Maztech Precision Engineering (MPE) regularly produces precision components in ridiculously short turnaround times. For racecar suppliers in the UK’s Motorsport Valley, that’s just an average Tuesday.
So, when the British government began urging motorsports manufacturers to make components for ventilators and other equipment to handle the COVID-19 pandemic, Founder Wayne Bouchier says his crew was ready to do its part. The company won a government order to produce 7,500 aluminum tube manifold components for medical equipment, keeping its four Mazak machining centers running 24/7.
“The tube manifold is a relatively simple 3-axis part, but with the significant quantities required, we needed to design new fixturing to conduct multiple setup machining,” Bouchier says.
That, he adds, is where his company’s focus on having the best equipment and best software played a critical role.
MPE uses Open Mind Technologies’ hyperMill CAM software because of its support for multi-axis machining and newer toolpath technologies. When the company started making ventilator components, he says having the right tools helped speed up machining.
“Using the Linear Pattern feature in hyperMill, we have been able to effectively copy and paste the machining cycle from one position to the next on our machining centers. On one of our machines, we now have 16 WNT ZSG4 vises with suitable fixturing set up for non-stop machining,” Bouchier explains. “The hyperMill program for each part is simply copied and pasted, not just across each fixture, but also across all of our machines.”
Maztech has four employees and a prestigious client list. It recently invested in its fourth Mazak machine, a VariAxis i-300 AWC 5-axis machine with 32-pallets and tool storage capacity for 145 tools for continuous around-the-clock production. This has proven priceless during the race to produce ventilators.

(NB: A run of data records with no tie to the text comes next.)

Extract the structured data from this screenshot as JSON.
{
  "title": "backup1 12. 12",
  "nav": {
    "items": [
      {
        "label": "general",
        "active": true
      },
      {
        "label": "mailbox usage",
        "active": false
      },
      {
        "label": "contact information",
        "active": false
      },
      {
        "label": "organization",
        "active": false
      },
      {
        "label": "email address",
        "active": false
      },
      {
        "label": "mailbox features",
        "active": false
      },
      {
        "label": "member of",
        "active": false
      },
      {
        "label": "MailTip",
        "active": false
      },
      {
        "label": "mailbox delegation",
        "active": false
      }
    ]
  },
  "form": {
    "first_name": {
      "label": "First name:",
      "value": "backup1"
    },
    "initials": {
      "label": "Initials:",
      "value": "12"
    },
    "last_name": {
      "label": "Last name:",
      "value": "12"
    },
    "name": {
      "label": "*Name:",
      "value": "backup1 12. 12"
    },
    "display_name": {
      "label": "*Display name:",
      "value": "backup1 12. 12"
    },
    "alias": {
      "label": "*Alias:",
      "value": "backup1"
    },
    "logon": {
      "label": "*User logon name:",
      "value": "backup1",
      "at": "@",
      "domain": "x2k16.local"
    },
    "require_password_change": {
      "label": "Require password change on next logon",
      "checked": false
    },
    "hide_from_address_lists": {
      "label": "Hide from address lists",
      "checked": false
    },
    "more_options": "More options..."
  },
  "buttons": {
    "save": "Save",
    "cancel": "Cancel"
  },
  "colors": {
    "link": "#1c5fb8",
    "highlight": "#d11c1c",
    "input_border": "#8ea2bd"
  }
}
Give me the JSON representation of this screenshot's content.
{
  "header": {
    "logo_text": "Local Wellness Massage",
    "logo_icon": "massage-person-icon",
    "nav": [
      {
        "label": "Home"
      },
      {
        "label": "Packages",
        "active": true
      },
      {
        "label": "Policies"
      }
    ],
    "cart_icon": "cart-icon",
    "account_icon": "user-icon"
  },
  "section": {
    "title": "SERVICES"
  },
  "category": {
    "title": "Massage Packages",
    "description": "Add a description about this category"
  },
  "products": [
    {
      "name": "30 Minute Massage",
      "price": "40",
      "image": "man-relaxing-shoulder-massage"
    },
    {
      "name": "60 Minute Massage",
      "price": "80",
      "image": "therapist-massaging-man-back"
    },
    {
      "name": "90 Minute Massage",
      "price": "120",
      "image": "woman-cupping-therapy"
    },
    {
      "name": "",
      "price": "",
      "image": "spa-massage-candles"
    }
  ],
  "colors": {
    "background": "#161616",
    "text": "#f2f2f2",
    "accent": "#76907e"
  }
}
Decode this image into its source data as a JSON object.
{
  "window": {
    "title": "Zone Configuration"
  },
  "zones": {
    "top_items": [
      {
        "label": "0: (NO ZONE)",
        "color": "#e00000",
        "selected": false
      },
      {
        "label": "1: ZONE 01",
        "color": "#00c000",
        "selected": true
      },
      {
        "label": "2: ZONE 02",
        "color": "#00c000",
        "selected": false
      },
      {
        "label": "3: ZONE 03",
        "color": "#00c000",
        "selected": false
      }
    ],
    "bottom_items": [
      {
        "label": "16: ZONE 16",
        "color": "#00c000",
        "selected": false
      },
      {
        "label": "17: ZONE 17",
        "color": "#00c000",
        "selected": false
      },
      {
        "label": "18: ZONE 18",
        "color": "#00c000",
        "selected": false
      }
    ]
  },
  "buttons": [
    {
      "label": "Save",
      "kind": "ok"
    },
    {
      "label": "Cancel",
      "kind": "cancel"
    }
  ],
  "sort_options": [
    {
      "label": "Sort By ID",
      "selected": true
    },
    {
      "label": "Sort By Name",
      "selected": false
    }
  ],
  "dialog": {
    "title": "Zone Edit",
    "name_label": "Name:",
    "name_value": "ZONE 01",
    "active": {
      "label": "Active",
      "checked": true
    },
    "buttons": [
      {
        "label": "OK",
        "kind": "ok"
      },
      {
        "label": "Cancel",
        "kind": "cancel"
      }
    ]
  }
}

“My strategy all along has been to invest in the best machinery, the best CAD/CAM software, the best tooling, the best workholding, the best of everything,” Bouchier says. “It all plays a role in producing the highest quality parts. I think the quality of our parts is a reflection of what we’ve got here on the shop floor; the Mazak machining centers, ITC cutting tools, and of course the hyperMILL CAM system.”
Maztech started using 5-axis machining in 2017 when they installed a Mazak VariAxis i-500. Bouchier says, “I had a CAM system, but it couldn’t provide suitable post-processors to communicate confidently with the VariAxis configuration. I also wanted the full machine model, so I could simulate everything – as the machine is a big investment.”
Colleagues recommended hyperMill, and many Formula 1 (F1) engine producers use the software, so Bouchier requested a demonstration.
“We picked out a model of one of my parts and Open Mind showed me how to program and simulate it, demonstrating the complete machine model. As someone with CAM experience, I asked loads of questions,” Bouchier recalls. “Entering 5-axis machining is never easy, but hyperMill simplified it… The 5-axis capabilities and comprehensive machine simulation made the decision for me to invest in hyperMill.”
Bouchier took a 3-day course to familiarize himself with hyperMill before implementing it at MPE. After a few months, he sent team members to training, bought a second seat, and deleted the stored files on his servers from the previous CAM system.
“This prevented us from falling back on the previous system if a difficult challenge arose. This meant we had to reprogram all our previous jobs, and with up to 50% of our work being repeat business, this was a big move,” Bouchier says.
As MPE increased its capabilities to produce complex parts with 5-axis technology, Bouchier became better known in racing circles and began discussing next steps with potential customers. Following advice from numerous motorsport subcontractors, Maztech specified the hyperMill Maxx machining package for high-performance metal removal rates. Other modules specified were the 5-axis Z-level finishing, 5-axis profile finishing, 5-axis freepath, swarf, and 5-axis contouring.
“The main benefits are the sheer number of options in terms of available strategies to machine parts. In the past, we have wanted to do jobs in a particular way and the CAM system has prevented us from taking our chosen strategy. This isn’t the case with hyperMill,” Bouchier says. “It can be the most frustrating thing as an engineer when you know exactly what you want to do, but your CAM package won’t allow you to do what you want.”
The Maxx package supports trochoidal milling and arbitrary stock machining, systems that MPE uses for stainless steel.
“Arbitrary stock machining enables us to maintain a constant load on the spindle and tool to maximize material removal rates. Equally important is the fact that this also prolongs tool life and improves surface finishes by retaining an even chip load,” Bouchier explains.
For Maztech to produce complex components with confidence, its engineers have modeled all workholding accessories, such as all vises, vise jaws, and chucks, and created a template for each. That work proved critical in quickly ramping up ventilator component production.
“With hyperMill, if you put good data in you get good data out. If you set up your tools exactly as they are set up in hyperMill, run a collision check and the software says there is no collision - you’re 99% guaranteed there won’t be a collision,” Bouchier says. “So, when you first program a job, you open the template and select the vise and the jaws and pull that into your job. Straight away, you are collision checking against your vise and jaws as your machine is modeled up.”